- the prototypal system assembled as described above and with the fully tested system components will allow operators to carry out all acquisition and data elaboration operations in no more than 20 seconds, considering around 10 seconds for acquisition phases and 5 seconds for SW data elaboration operations.

The test results showed that from an industrial viewpoint, the most effective and promising results were obtained with the digital camera and, consequently, with the specifically developed software. The camera, in fact, is able to give overall qualitative and quantitative information on the interested wood panel or marble slab: this is important for firms and companies working in the wood and stone manufacturing sectors because interesting classification information and items may be acquired which is important from a commercial point of view. The laser scanner and hyperspectral system, instead, although able to analyse a single defect and give detailed qualitative information on such defect, are not able to give the same general commercial information as in the case of the digital camera.

The 3D laser scanner enables to study and to measure area and distances in deep detail; the depth of a defect can also be thoroughly evaluated. This is interesting for analysing defects and for creating a database when handling and treating valuable materials. The scanner however also presents flaws: firstly the sample needs to be still when acquiring the slab/panel image. Although acquisition is very rapid, the working cycle is interrupted: this is not particularly convenient from an economic point of view for low-cost materials. Furthermore, the image acquisition does not cover the entire slab or panel and a series of acquisitions are needed to acquire the whole image. As mentioned above, this could be conducted for particular and specific cases (the need to study a particular defect, valuable materials, etc.) but not for everyday industrial work.

Therefore, although the laser scanner laboratory tests achieved excellent results, it presented the two foregoing industrial problems:
-the hyperspectral system gives excellent and thorough information on the materials composing the panel or slab. The system, therefore, is able to give details on the internal parts of the panel/slab and on the composition of a defect. From an industrial point of view, however, a main defect was individuated: the application field is quite small. Again, as in the case of the laser scanner, this system is interesting in order to acquire specific information on particular materials or defects.
-the software set up for the hyperspectral system gives information on material/defect composition through a series of graphs. Regarding system positioning, given its reduced size the hyperspectral system was positioned next to the digital camera.

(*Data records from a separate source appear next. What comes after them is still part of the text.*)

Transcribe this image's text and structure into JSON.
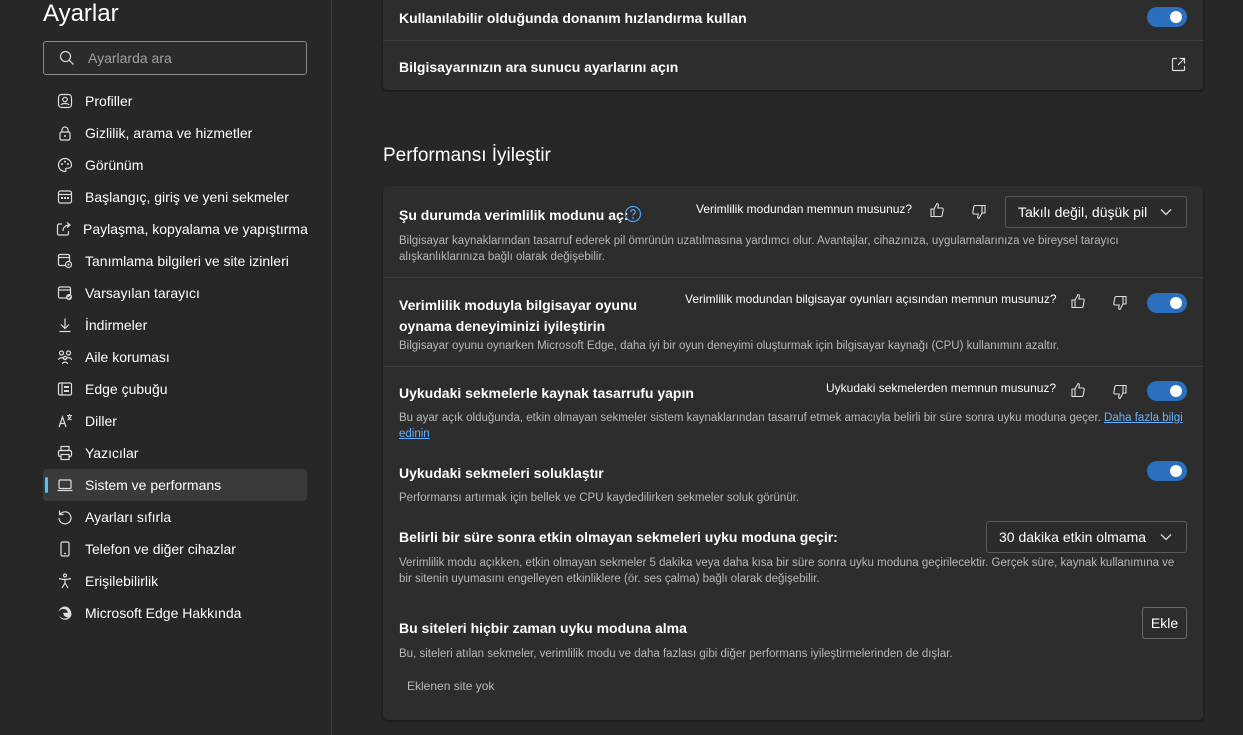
{
  "sidebar": {
    "title": "Ayarlar",
    "search_placeholder": "Ayarlarda ara",
    "items": [
      {
        "label": "Profiller",
        "icon": "profile-icon"
      },
      {
        "label": "Gizlilik, arama ve hizmetler",
        "icon": "lock-icon"
      },
      {
        "label": "Görünüm",
        "icon": "palette-icon"
      },
      {
        "label": "Başlangıç, giriş ve yeni sekmeler",
        "icon": "window-icon"
      },
      {
        "label": "Paylaşma, kopyalama ve yapıştırma",
        "icon": "share-icon"
      },
      {
        "label": "Tanımlama bilgileri ve site izinleri",
        "icon": "site-permissions-icon"
      },
      {
        "label": "Varsayılan tarayıcı",
        "icon": "default-browser-icon"
      },
      {
        "label": "İndirmeler",
        "icon": "download-icon"
      },
      {
        "label": "Aile koruması",
        "icon": "family-icon"
      },
      {
        "label": "Edge çubuğu",
        "icon": "edge-bar-icon"
      },
      {
        "label": "Diller",
        "icon": "language-icon"
      },
      {
        "label": "Yazıcılar",
        "icon": "printer-icon"
      },
      {
        "label": "Sistem ve performans",
        "icon": "laptop-icon",
        "active": true
      },
      {
        "label": "Ayarları sıfırla",
        "icon": "reset-icon"
      },
      {
        "label": "Telefon ve diğer cihazlar",
        "icon": "phone-icon"
      },
      {
        "label": "Erişilebilirlik",
        "icon": "accessibility-icon"
      },
      {
        "label": "Microsoft Edge Hakkında",
        "icon": "edge-logo-icon"
      }
    ]
  },
  "top_card": {
    "hw_accel_label": "Kullanılabilir olduğunda donanım hızlandırma kullan",
    "hw_accel_on": true,
    "proxy_label": "Bilgisayarınızın ara sunucu ayarlarını açın"
  },
  "performance": {
    "section_title": "Performansı İyileştir",
    "efficiency": {
      "title": "Şu durumda verimlilik modunu aç:",
      "feedback_question": "Verimlilik modundan memnun musunuz?",
      "dropdown_value": "Takılı değil, düşük pil",
      "description": "Bilgisayar kaynaklarından tasarruf ederek pil ömrünün uzatılmasına yardımcı olur. Avantajlar, cihazınıza, uygulamalarınıza ve bireysel tarayıcı alışkanlıklarınıza bağlı olarak değişebilir."
    },
    "gaming": {
      "title_line1": "Verimlilik moduyla bilgisayar oyunu",
      "title_line2": "oynama deneyiminizi iyileştirin",
      "feedback_question": "Verimlilik modundan bilgisayar oyunları açısından memnun musunuz?",
      "on": true,
      "description": "Bilgisayar oyunu oynarken Microsoft Edge, daha iyi bir oyun deneyimi oluşturmak için bilgisayar kaynağı (CPU) kullanımını azaltır."
    },
    "sleeping_tabs": {
      "title": "Uykudaki sekmelerle kaynak tasarrufu yapın",
      "feedback_question": "Uykudaki sekmelerden memnun musunuz?",
      "on": true,
      "description": "Bu ayar açık olduğunda, etkin olmayan sekmeler sistem kaynaklarından tasarruf etmek amacıyla belirli bir süre sonra uyku moduna geçer. ",
      "link_text": "Daha fazla bilgi edinin"
    },
    "fade_tabs": {
      "title": "Uykudaki sekmeleri soluklaştır",
      "on": true,
      "description": "Performansı artırmak için bellek ve CPU kaydedilirken sekmeler soluk görünür."
    },
    "sleep_after": {
      "title": "Belirli bir süre sonra etkin olmayan sekmeleri uyku moduna geçir:",
      "dropdown_value": "30 dakika etkin olmama",
      "description": "Verimlilik modu açıkken, etkin olmayan sekmeler 5 dakika veya daha kısa bir süre sonra uyku moduna geçirilecektir. Gerçek süre, kaynak kullanımına ve bir sitenin uyumasını engelleyen etkinliklere (ör. ses çalma) bağlı olarak değişebilir."
    },
    "never_sleep": {
      "title": "Bu siteleri hiçbir zaman uyku moduna alma",
      "add_button": "Ekle",
      "description": "Bu, siteleri atılan sekmeler, verimlilik modu ve daha fazlası gibi diğer performans iyileştirmelerinden de dışlar.",
      "empty_text": "Eklenen site yok"
    }
  },
  "colors": {
    "accent": "#2b6fbf",
    "link": "#6ab0ff",
    "background": "#272727",
    "card": "#2d2d2d"
  }
}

The development of this innovative system will allow the end user (stone and wood manufacturing industries) to acquire a competitive advantage as to maintain or consolidate the leadership that EC countries currently own respect to the non-European competitors. The system manufacturer SMEs will obviously open their market position as suppliers of inspection equipment in the stone and/or wood machining sectors. This will be obtained thanks to the envisaged engineering and industrialisation of the innovative WOODSTONE system characterised by performances that cannot be actually found in the stone and wood industries. The possibility, in fact, to develop a system, and the related analytical processing strategies, able to detect, directly during the finishing processes, the characteristics of the surfaces both in terms of their aesthetic attributes (i.e. surface patterns, roughness) and/or their reflectance properties will permit to control the process on the basis of pre-assigned rules, optimising in this way the entire process without any human intervention.

Such an approach will allow the manufacturing SMEs to produce more standardised and homogeneous products, envisaging the possibility to recognise as 'objective (quantifiable) quality certification' a material attribute, i.e. the surface finishing status, strongly influencing the quality of the final product, so far completely ignored by producers and by the market.